BD's proposed construction tracks language in the summary of the invention section of the specification that describes the analyzer. The specification states that the "analyzer integrates and coordinates the operation of various automated stations, or modules, involved in performing one or more assays [and the] analyzer is preferably a self-contained, stand alone unit." ('892 Patent 4:48-52.) BD's proposed construction is more closely aligned with the description of the invention in the specification, although the construction BD offers does not justify using only "automated stations" to the exclusion of "modules." Accordingly, the Court adopts the following construction: "a single system that integrates and coordinates the operation of various automated stations or modules for performing the steps of a diagnostic assay."
C. "the target nucleic acid immobilized in step a)" and "the separated target nucleic acid"
c) transferring the target nucleic acid immobilized in step a) from the first station to a second station using a rotatable transport mechanism ('256 Patent, Claim 1.)
(d) moving a solution comprising the separated target nucleic acid to a second station of the analyzer; (d) in an incubator of the second station, subjecting the separated target nucleic acid to an amplification procedure and forming an amplification product ('255 Patent, Claim 1.)
Gen-Probe proposes that "the target nucleic acid immobilized in step a)" means "at least one target nucleic acid immobilized in step a)" and "the separated target nucleic acid" means "at least one target nucleic acid immobilized in step c)." BD proposes that "the target nucleic acid immobilized in step a)" means "all (or substantially all) of the target nucleic acid immobilized during step a)" and "the separated target nucleic acid" means "all of the separated target nucleic acid that was separated in step c)." Because Gen-Probe's construction follows from the plain language of the claim and BD's construction draws primarily from extrinsic evidence, the Court adopts Gen-Probe's construction. See Phillips, 415 F.3d at 1316 ("The construction that stays true to the claim language and most naturally aligns with the patent's description of the invention will be, in the end, the correct construction.").

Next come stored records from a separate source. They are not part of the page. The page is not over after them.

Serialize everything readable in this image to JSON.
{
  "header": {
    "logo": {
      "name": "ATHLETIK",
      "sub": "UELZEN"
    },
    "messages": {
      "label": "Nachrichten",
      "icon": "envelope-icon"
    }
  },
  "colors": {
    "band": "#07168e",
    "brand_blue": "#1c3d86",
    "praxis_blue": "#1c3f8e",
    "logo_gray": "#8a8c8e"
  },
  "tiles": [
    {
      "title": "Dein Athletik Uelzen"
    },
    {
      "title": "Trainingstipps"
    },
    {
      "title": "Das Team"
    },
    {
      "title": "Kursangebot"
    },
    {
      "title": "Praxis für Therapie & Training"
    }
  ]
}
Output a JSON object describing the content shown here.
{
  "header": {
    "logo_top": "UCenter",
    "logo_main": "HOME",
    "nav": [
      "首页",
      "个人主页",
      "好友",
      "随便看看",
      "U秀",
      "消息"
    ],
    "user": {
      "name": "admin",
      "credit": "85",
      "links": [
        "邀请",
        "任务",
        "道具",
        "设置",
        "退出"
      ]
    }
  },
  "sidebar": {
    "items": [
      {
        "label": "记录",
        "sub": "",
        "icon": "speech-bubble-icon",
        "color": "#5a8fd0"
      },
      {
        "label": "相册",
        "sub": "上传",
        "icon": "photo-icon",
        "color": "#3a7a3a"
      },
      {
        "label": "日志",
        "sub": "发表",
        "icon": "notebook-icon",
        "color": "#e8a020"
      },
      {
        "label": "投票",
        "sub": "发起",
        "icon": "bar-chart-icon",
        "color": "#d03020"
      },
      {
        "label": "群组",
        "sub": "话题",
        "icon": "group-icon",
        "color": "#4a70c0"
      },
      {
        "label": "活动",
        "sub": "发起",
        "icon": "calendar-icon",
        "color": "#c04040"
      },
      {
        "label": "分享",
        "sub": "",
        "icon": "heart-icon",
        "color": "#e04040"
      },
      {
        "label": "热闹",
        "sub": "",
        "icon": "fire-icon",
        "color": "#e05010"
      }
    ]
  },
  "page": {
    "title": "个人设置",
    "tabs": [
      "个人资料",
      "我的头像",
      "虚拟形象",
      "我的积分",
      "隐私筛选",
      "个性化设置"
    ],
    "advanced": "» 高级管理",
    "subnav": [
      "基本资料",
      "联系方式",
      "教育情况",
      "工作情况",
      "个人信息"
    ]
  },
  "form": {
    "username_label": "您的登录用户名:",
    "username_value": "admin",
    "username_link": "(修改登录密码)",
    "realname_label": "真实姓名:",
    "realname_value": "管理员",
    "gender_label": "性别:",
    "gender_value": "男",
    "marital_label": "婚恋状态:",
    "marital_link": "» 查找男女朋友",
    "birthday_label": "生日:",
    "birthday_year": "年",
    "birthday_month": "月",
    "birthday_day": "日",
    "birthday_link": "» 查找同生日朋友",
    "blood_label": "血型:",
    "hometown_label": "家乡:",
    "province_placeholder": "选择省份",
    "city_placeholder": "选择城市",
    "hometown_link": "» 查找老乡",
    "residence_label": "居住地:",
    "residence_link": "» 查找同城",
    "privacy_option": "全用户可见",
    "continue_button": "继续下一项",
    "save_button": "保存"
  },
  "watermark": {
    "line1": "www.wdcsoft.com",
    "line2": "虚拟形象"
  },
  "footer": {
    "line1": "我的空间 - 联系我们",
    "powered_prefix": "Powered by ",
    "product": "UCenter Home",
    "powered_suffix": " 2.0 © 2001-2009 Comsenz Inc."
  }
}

The parties essentially dispute whether "the" means "at least one" or "all (substantially all)." BD argues that a person of ordinary skill in the art would read "the" to mean an entire group of nucleic acid molecules and encompass all or substantially all of the target nucleic acid. Specifically, with regard to "the separated target nucleic acid," BD argues "the" includes the entirety of the immobilized target nucleic acid present. BD's proposed construction is based on particularizing "the" to a population of target nucleic acids. The Court agrees that "'the' particularizes the subject which it precedes." NTP, Inc. v. Research In Motion, Ltd., 418 F.3d 1282, 1306 (Fed. Cir. 2005) (quoting Warner-Lambert Co. v. Apotex Corp., 316 F.3d 1348, 1356 ...